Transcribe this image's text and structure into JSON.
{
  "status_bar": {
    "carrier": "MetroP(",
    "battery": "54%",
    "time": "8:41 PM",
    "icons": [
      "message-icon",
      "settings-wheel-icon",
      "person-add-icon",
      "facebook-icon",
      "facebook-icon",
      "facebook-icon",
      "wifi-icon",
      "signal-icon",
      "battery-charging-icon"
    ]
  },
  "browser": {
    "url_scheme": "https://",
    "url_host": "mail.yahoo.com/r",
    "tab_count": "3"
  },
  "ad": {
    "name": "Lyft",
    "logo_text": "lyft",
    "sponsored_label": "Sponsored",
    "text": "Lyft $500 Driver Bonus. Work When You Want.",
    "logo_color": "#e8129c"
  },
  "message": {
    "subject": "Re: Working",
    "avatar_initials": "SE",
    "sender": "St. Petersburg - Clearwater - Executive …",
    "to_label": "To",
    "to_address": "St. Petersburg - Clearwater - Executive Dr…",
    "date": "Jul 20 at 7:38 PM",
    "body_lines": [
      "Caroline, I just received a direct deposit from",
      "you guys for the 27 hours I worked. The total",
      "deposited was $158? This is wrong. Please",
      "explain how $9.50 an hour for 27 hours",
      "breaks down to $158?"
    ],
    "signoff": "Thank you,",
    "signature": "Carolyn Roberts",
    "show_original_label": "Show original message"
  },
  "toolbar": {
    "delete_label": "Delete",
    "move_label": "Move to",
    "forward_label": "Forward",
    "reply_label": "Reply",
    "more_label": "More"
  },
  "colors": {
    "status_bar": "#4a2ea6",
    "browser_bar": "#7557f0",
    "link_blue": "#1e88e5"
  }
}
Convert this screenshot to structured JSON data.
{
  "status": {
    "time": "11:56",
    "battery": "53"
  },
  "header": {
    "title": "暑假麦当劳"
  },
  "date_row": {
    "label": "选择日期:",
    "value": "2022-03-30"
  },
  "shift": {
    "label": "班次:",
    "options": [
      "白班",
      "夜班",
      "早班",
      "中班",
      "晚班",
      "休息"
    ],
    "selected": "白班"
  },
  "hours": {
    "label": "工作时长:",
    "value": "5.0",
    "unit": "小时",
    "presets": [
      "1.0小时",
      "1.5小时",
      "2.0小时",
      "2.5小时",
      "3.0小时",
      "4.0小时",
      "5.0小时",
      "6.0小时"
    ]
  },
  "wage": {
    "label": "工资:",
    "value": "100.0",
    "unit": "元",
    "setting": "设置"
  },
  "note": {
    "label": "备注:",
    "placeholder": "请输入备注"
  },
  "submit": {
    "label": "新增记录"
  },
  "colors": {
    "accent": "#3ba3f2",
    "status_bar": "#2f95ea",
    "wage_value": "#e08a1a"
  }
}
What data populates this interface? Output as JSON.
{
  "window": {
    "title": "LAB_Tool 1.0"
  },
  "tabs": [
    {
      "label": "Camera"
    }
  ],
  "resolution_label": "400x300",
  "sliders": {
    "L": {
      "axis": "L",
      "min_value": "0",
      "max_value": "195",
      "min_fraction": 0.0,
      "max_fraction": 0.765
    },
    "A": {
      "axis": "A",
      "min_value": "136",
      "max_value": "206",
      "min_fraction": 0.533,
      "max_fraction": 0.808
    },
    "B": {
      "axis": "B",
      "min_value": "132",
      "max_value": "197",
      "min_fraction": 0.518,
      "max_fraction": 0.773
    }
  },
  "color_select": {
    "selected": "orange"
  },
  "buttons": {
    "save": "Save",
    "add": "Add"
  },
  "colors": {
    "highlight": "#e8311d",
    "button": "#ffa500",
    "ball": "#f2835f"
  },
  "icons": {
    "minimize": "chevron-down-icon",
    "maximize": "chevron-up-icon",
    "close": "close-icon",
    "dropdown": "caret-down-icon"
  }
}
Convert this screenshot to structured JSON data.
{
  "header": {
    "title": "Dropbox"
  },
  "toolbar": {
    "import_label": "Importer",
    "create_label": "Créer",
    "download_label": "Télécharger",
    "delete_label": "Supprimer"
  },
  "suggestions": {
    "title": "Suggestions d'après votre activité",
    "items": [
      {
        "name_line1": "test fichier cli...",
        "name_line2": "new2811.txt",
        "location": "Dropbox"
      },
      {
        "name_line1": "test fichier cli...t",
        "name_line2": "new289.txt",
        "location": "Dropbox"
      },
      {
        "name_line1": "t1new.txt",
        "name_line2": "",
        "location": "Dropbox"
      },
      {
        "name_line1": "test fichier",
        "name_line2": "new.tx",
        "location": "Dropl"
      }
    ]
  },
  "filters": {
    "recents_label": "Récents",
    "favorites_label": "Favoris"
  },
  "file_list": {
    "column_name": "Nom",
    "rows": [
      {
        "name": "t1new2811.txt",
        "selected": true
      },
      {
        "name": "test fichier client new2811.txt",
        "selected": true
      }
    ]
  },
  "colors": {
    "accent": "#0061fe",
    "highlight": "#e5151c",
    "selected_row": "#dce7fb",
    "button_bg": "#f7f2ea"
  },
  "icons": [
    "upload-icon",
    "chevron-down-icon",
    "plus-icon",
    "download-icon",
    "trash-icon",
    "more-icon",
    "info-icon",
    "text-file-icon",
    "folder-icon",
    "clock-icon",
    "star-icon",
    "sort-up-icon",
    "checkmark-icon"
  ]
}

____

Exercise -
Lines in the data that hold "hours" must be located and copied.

Result -
      "you guys for the 27 hours I worked. The total",
      "explain how $9.50 an hour for 27 hours",
  "hours": {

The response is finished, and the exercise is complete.